A character apparently overlooked in earlier descriptions of Nemertesia nigra  , but noted in material examined here, is a pronounced thickening of the perisarc over the inner 2/3–3/4 or so of the hydrothecae, especially in older ones. The hydrothecal wall then thins abruptly and remains slender the rest of the way to the rim. When viewed laterally, the hydrotheca is marked by a faint line at the point of transition between thick and thin perisarc. The species is also distinctive in colony form, having a polysiphonic, non-canaliculated, strongly geniculate hydrocaulus with alternate or mostly alternate branches that are branched a second and sometimes a third time, with branching sometimes appearing to be dichotomous. Hydrocladia are heteromerously segmented and arise from the secondary and tertiary branches. Gonothecae of this species have yet to be described.

Nemertesia nigra  is little-known, having been reported to date only from the southeastern Gulf of Mexico, and if the synonymy with N. sinuosa  is correct from the southern Caribbean Sea. This is the first record of the species from Florida. Its known bathymetric range is from 42 m ( Fraser 1947b, as Antennopsis sinuosa  ) to 373 m ( Nutting 1900, as Antennopsis longicorna  ).

Reported distribution. Gulf coast of Florida. First record.

Elsewhere in western North Atlantic.
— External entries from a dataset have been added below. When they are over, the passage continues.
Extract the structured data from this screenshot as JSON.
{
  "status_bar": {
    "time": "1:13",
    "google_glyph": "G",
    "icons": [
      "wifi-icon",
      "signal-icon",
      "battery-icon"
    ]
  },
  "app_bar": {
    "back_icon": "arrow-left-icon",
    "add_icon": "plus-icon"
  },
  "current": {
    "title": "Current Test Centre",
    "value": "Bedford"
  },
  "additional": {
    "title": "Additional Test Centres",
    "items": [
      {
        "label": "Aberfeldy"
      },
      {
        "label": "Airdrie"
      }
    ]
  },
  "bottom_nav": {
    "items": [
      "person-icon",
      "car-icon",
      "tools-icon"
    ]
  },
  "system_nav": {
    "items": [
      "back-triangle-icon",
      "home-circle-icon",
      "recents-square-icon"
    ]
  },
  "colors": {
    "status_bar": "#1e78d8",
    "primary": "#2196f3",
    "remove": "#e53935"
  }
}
Cuba: off Havana, 23°11’N, 82°19’W, 121 ftm (221 m) ( Nutting 1900: 74, as Antennopsis nigra  )GoogleMaps  .— Cuba: off Havana, 23°11’N, 82°20’W, 204 ftm (373 m) ( Nutting 1900: 74, as Antennopsis longicorna  )GoogleMaps  .— Aruba: 8 miles (13 km) southwest of San Nicolaas Bay , 23–24 ftm (42–44 m) ( Fraser 1947b, as Antennopsis sinuosa  )  .














Nemertesia nigra ( Nutting, 1900 )

Calder, Dale R. 2019

Antennopsis nigra

Nutting, C. C. 1900: 74